» **WHAT THE EXERCISE ASKS**
Which lines of the material contain the word "Ahamezes"? Show each one.

────────

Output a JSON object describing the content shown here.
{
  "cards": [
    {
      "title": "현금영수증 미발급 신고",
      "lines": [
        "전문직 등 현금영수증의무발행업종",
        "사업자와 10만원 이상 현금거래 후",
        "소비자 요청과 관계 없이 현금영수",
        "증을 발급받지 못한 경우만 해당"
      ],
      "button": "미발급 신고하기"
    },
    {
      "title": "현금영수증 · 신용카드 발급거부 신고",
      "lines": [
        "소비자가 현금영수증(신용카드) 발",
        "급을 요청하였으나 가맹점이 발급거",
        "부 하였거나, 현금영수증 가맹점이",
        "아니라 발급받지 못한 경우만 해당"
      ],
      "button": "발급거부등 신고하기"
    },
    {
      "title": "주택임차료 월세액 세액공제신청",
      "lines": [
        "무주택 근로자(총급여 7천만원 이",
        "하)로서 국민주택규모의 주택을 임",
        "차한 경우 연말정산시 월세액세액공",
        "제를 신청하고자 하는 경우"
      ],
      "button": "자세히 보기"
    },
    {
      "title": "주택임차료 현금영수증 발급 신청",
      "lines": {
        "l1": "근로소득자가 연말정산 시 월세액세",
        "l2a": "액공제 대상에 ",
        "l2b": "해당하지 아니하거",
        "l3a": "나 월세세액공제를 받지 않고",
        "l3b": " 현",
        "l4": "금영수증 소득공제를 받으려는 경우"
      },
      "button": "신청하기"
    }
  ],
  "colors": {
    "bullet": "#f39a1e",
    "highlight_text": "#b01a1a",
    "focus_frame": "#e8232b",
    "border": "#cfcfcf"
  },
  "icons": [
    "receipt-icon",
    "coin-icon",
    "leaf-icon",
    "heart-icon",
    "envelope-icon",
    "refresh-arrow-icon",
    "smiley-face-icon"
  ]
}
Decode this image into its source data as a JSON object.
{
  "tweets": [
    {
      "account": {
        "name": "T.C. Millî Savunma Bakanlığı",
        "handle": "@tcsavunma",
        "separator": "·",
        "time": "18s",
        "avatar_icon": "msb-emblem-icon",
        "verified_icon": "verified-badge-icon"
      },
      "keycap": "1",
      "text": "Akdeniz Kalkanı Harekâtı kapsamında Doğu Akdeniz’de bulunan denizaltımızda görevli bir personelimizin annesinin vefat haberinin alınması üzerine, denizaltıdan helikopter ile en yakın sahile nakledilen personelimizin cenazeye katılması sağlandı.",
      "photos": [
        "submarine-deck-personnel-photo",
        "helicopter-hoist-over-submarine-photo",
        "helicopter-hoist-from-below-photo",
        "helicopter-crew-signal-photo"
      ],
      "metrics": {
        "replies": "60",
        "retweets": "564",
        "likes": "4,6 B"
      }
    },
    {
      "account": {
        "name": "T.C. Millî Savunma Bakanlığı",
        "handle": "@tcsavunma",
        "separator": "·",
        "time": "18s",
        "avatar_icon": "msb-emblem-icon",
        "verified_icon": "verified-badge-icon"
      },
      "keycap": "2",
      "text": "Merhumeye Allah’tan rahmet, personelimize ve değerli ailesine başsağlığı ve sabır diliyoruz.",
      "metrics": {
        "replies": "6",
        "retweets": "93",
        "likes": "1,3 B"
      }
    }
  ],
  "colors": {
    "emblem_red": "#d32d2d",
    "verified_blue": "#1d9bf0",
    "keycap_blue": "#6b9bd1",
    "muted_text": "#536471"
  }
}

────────

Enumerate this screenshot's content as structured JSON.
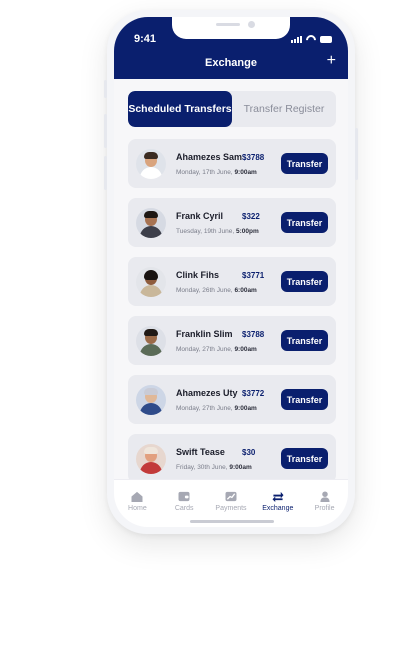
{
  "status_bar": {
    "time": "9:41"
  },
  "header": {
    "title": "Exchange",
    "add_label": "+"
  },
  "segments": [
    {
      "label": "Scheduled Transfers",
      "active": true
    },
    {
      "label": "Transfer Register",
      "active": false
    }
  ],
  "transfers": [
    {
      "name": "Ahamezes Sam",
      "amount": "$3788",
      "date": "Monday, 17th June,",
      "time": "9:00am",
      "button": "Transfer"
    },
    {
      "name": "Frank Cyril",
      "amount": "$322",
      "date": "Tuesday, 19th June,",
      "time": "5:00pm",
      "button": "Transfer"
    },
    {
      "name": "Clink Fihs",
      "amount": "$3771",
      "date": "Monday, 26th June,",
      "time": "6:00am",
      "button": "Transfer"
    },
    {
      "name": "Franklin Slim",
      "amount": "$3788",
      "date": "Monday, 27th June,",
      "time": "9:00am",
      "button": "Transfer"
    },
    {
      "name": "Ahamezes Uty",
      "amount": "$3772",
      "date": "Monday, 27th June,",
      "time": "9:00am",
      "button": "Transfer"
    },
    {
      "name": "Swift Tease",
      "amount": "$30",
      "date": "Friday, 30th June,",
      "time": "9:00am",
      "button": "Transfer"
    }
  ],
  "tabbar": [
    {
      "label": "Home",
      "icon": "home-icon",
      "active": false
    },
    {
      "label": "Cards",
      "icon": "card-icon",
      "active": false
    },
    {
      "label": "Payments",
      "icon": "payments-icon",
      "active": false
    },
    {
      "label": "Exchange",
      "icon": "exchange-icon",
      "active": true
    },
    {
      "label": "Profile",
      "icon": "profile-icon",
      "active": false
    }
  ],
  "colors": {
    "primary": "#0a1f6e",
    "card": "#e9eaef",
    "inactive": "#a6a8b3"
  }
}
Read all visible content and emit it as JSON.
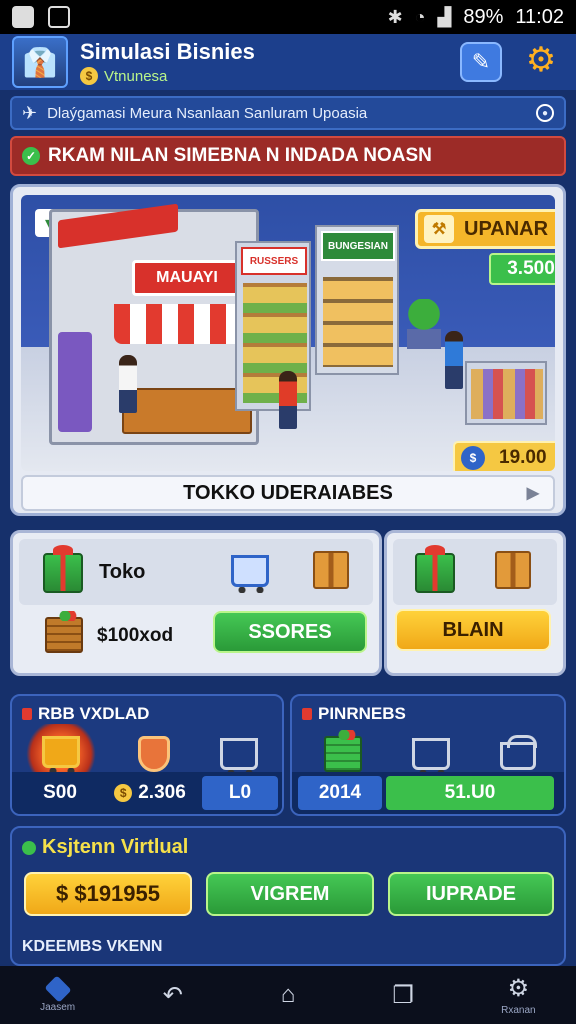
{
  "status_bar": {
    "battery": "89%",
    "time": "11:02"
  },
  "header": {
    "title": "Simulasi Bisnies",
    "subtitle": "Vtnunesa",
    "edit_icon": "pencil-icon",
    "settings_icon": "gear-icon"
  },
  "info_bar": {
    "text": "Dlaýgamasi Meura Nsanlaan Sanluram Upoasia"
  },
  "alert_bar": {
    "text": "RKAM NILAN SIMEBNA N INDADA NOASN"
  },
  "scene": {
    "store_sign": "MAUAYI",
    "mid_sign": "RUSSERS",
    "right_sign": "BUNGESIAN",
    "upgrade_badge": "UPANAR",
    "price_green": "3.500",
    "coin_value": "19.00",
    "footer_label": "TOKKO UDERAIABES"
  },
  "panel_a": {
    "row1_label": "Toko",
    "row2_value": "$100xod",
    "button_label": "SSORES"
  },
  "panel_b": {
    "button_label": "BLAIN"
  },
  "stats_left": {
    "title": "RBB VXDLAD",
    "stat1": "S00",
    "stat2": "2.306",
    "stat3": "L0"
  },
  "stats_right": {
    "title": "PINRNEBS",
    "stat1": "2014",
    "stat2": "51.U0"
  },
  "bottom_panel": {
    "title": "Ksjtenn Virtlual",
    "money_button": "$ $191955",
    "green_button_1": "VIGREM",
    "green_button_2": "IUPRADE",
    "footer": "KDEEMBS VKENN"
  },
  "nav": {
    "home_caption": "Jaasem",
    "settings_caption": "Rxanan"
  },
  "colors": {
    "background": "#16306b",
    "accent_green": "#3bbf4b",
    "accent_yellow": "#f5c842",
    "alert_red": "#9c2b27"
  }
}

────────

» **RESULT FOR THIS TASK**
      "name": "Ahamezes Sam",
      "name": "Ahamezes Uty",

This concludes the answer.